[UK]Hotten Sl. Dict. [as cit. 1859].
[UK]Sl. Dict.
[UK][perf. Vesta Tilley] S.U.N.D.A.Y [lyrics] Sunday / When all of the boys wear clothes /They've packed up in lavender ever since Monday.
[Aus]N. Pulliam I Travelled a Lonely Land (1957) 235/1: laid – pawned.

2. to put out of harm’s way; to hide, e.g. from the police.

[UK]C. Cotton Virgil Travestie (1765) Bk I 58: And when she had the Urchin there, / She laid him up in Lavender.
[UK]Head Eng. Rogue I 373: Having layen in Lavender about a fortnight in this house, not only to sweeten us, but that the rumour of our escape, and search for us might be over, we got our selves change of habits.
[UK]W.T. Moncrieff Heart of London II i: You have had a decent swing of it the last twelvemonth, while your pals have been laid up in lavender.
[UK]Western Times 30 June 4/6: Statesmen when they enter office, leave their religious principles [and] send them back by the coachman, perhaps to lay them up in lavender till they are driven into the cold shade of opposition again.
[UK]York Herald 7 July 8/5: Who is to bowl them [i.e., racehorses] both out, and who continues to lay up in lavender.
[UK]Dundee Courier 1 Sept. 3/6: Those ‘war correspondents’ who [...] lay themselves up in the lavender of neutral territory.
[UK]Worcester Jrnl 29 Jan. 3/6: The last time they met they were twitted with having met to lay up in lavender. Ald. Willis [...] had, however, shown by his presence that he was not yet laid up in lavender.
[UK]R.T. Hopkins Life and Death at the Old Bailey 64: One of the most delicate metaphors in crooks’ slang is the term used for a burglar who is hiding from the police [...] his pals speak of him as being ‘laid up in lavender’.
[Aus]Smith’s Wkly (Sydney) 26 Feb. 3/1: ‘Razor Jack’ no longer sallied forth, his trusty Bengall by his side. The devoted blade was laid — not too far — away, in lavender.

3. to imprison.

[UK](con. early 17C) W. Scott Fortunes of Nigel II 276: The poor gentleman is laid up there [i.e. prison] in lavender, because [...] his own kind heart led him to scald his fingers with another man’s broth.
[UK]Vulgarities of Speech Corrected.
[UK]W.T. Moncrieff Heart of London II i: You have had a decent swing of it the last twelvemonth, while your pals have been laid up in lavender.
[UK]London Standard 22 Feb. 3/5: Every male there was a thief [...] who had been ‘laid up in levender’ at some period of his life.
[UK]London Standard 15 Mar. 7/7: My last a sound; to utter it / Without a proper grant, / Will lay you up in lavender / (To use a vulgar cant.
[US]Monteleone Criminal Sl. (rev. edn) 142: lay in lavender To serve a jail sentence.

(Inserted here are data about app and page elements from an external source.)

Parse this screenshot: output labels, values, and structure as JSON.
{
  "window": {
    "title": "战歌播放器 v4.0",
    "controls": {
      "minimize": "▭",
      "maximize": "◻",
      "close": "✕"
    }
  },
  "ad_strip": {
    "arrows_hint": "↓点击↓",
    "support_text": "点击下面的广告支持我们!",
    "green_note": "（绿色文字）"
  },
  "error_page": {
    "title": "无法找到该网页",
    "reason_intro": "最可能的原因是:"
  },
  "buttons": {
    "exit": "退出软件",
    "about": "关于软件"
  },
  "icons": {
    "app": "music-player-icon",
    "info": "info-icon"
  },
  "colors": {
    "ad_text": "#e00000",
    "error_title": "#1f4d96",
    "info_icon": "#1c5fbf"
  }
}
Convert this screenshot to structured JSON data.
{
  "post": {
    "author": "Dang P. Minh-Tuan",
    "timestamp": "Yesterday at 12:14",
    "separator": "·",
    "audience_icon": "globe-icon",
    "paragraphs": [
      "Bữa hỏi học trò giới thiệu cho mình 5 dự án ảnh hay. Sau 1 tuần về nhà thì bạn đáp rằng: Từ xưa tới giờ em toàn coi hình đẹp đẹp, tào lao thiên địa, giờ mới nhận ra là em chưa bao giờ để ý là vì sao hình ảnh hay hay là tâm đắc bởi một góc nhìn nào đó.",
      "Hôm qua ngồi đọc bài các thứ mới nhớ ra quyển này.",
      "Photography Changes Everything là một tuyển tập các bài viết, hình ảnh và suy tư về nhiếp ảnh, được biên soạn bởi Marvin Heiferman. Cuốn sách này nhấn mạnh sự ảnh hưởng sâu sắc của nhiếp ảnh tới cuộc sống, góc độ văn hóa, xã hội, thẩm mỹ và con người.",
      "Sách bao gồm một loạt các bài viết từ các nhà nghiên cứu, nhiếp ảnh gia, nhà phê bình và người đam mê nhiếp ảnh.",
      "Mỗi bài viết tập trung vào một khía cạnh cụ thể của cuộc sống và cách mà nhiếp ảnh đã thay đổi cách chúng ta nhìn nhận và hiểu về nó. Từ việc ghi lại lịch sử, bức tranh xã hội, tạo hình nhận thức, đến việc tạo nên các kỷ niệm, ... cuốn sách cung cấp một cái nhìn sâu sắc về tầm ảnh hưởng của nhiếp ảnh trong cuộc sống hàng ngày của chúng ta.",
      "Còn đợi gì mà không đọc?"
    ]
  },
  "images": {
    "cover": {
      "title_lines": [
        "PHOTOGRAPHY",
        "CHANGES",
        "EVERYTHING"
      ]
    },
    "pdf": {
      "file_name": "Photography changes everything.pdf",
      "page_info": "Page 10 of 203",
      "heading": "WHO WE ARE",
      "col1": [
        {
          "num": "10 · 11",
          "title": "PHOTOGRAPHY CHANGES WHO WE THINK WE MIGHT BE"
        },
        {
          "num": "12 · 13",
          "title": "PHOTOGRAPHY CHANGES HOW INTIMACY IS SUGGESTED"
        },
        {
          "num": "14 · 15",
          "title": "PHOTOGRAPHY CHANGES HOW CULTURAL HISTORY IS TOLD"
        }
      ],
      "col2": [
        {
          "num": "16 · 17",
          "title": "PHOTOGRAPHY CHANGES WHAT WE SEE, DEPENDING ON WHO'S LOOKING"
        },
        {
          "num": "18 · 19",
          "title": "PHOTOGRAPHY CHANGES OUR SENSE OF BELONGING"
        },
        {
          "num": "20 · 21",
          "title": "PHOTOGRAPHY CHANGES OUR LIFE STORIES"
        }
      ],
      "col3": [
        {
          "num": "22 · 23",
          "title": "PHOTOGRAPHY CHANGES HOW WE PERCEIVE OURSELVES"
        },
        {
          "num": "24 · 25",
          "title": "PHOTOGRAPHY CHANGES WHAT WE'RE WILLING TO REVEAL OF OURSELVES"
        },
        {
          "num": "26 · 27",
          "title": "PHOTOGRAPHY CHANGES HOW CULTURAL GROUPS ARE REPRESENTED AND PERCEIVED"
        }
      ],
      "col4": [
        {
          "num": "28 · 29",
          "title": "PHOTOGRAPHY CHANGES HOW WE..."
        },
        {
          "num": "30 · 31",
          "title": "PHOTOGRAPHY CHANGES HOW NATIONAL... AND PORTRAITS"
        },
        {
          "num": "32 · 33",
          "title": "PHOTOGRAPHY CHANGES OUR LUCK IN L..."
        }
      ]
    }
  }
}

4. (also lie in lavender) to die.

[UK]R. Brathwait Strappado 154: Upon a Poet’s Palfrey lying in lavender, for the discharge of his Provender .
[UK]Egan Bk of Sports 8: I might as well bolt myself, now my best friend’s laid up in lavender!

In phrases

in lavender

1. in pawn.

[UK]J. Taylor ‘Taylors Penniless Pilgrimage’ in Works (1869) I 129: My apparel to lie in durance, or Lavender [...] till such time as I could meet with some valiant friend that would desperately disburse.

2. hidden from the police.

[UK]J. Earle Micro-Cosmographie No. 2: A Young raw Precher: He takes on against the Pope without mercy, and has a iest still in lauender for Bellarmine.
[UK]J. Greenwood Seven Curses of London 89: Hidden from the police – in lavender.
[Aus]D.V. Lucas Aus. and Homeward 335: Some of their slang may be interesting [...] Hidden from the police, in lavender.

3. in a charity hospital.

[Ire] ‘Lord Altham’s Bull’ in Walsh Ireland Ninety Years Ago (1885) 87: So dere being no blunt in de cly, Madame Steevens was de word, where I lay for seven weeks in lavendar on de broad of me back, like Paddy Ward’s pig, be de hokey.

4. (US Und.) dead.

[US]R. Chandler ‘Finger Man’ in Pearls Are a Nuisance (1964) 79: You still walking around? [...] I thought Manny Tinnen’s friends would have had you laid away in old lavender by this time.